Currency - how recently was the information published?
Relevance - is the information useful to you?
Accuracy - can the information be verified in other sources?
Bias - does the author have a specific purpose or agenda?
Be cautious if you can't find the author's name or credentials. An exception is a magazine or newspaper article written by an unnamed staff reporter. When there is no author given, the authority of the source is based on the reputation of the publisher or producer of the information. What is the author's level of education? Is he or she an authority on the subject? Is the author affiliated with a well-known organization, university, or government agency? For a web page, is it hosted by a reputable organization, or is it someone's personal web page? For original research, is it published in a peer-reviewed journal?
How recently was the information published? For a web page, how recently was it updated? How long ago was the research conducted and how old are the statistics? Don't expect up-to-the-minute statistics for everything because it takes time to compile and publish them, but keep in mind that sometimes the information is published long after it is collected. It is especially important that medical and health information be up to date. You could use an older source for history and background information, but make sure you check more recent sources for new developments.

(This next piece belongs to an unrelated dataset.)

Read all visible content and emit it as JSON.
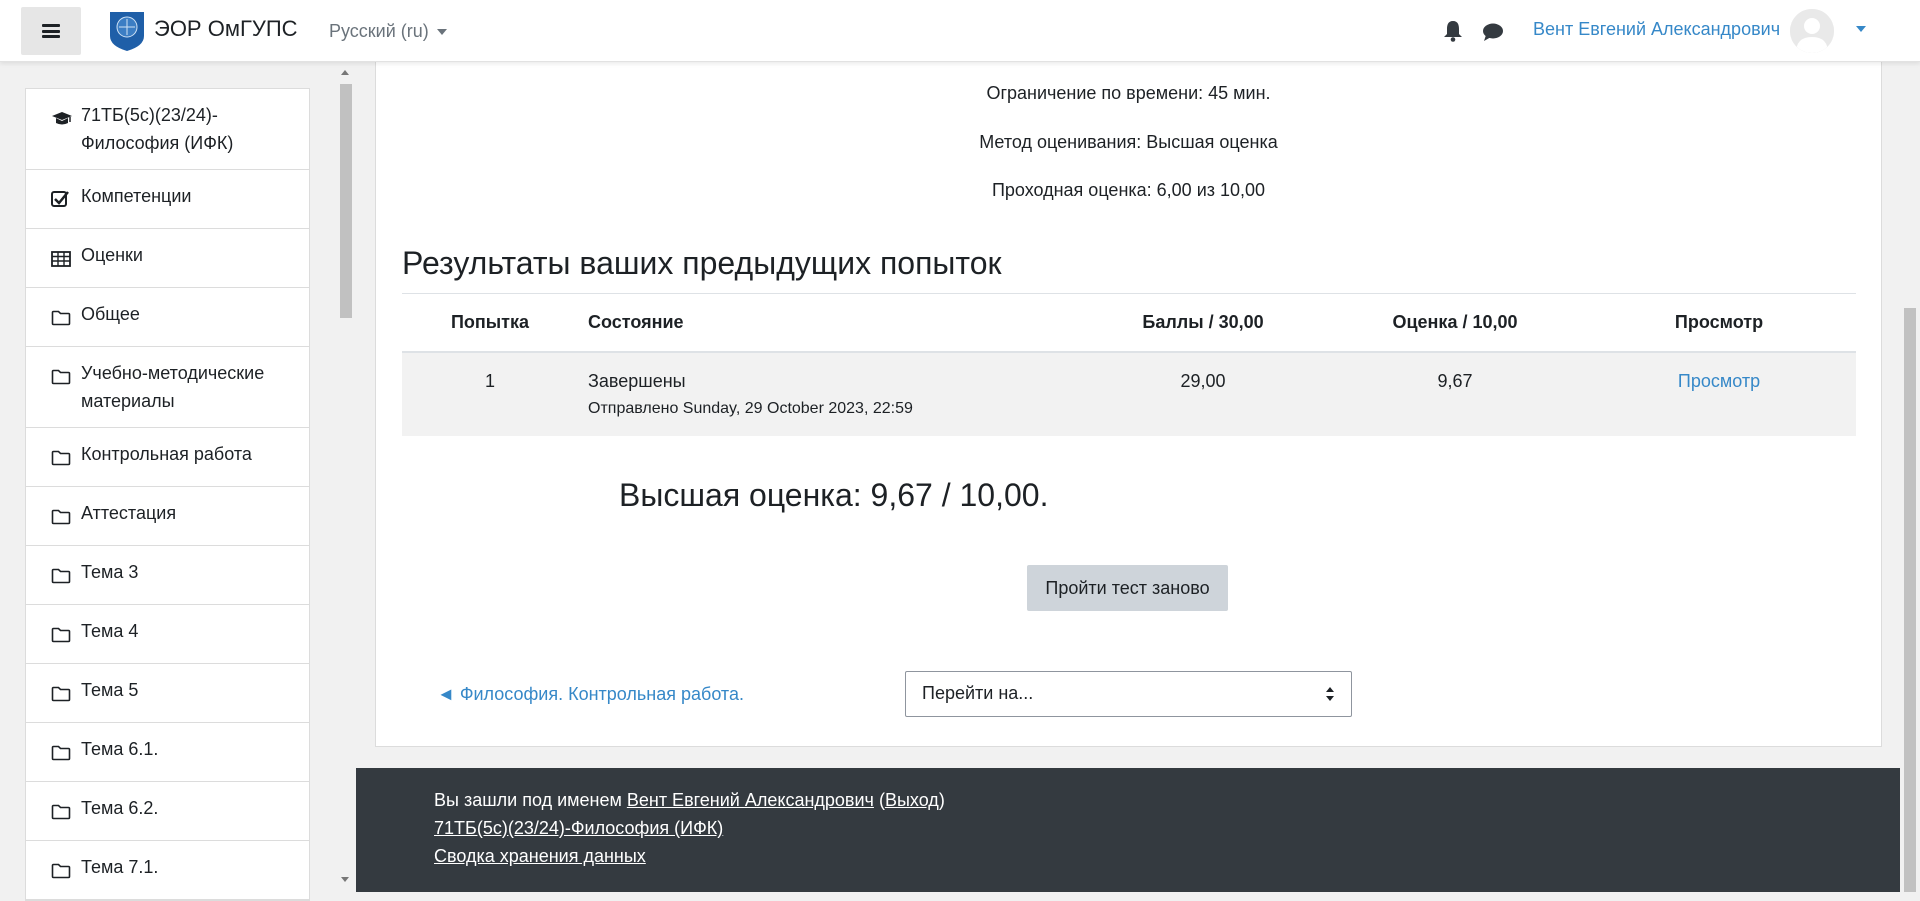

Is the information useful to you? Just because an article or web page matches the key words you searched for, that doesn't mean it will have information you can use. If you are writing a paper on the effect of home computers on everyday life, you don't need a computer repair manual. Even if the topic matches, it may be written for a different audience. A brief article may not have enough detail.
Can the information be verified in other sources? Is there any proof? Do you know any of the information given to be false? If one statement on a web page is false, the rest is also suspect. Urban myths are often passed around as facts, and facts "everybody knows" may not be true. Look for the original source when possible.
Does the author have a specific purpose or agenda? Is the author trying to persuade the reader to a particular point of view? Be skeptical of a web site that touts the benefits of an alternative medical treatment when it includes a link to buy the product, for example. For a political issue, make sure you get information from organizations or individuals on more than one side of the issue.
ACRAB is just one way of looking at evaluation; we also have a great checklist using CAARP!
These websites have more extensive information and advice on evaluating websites and other sources of information.
St. Louis Community College Libraries
Florissant Valley Campus Library
Forest Park Campus Library
Meramec Campus Library
Wildwood Campus Library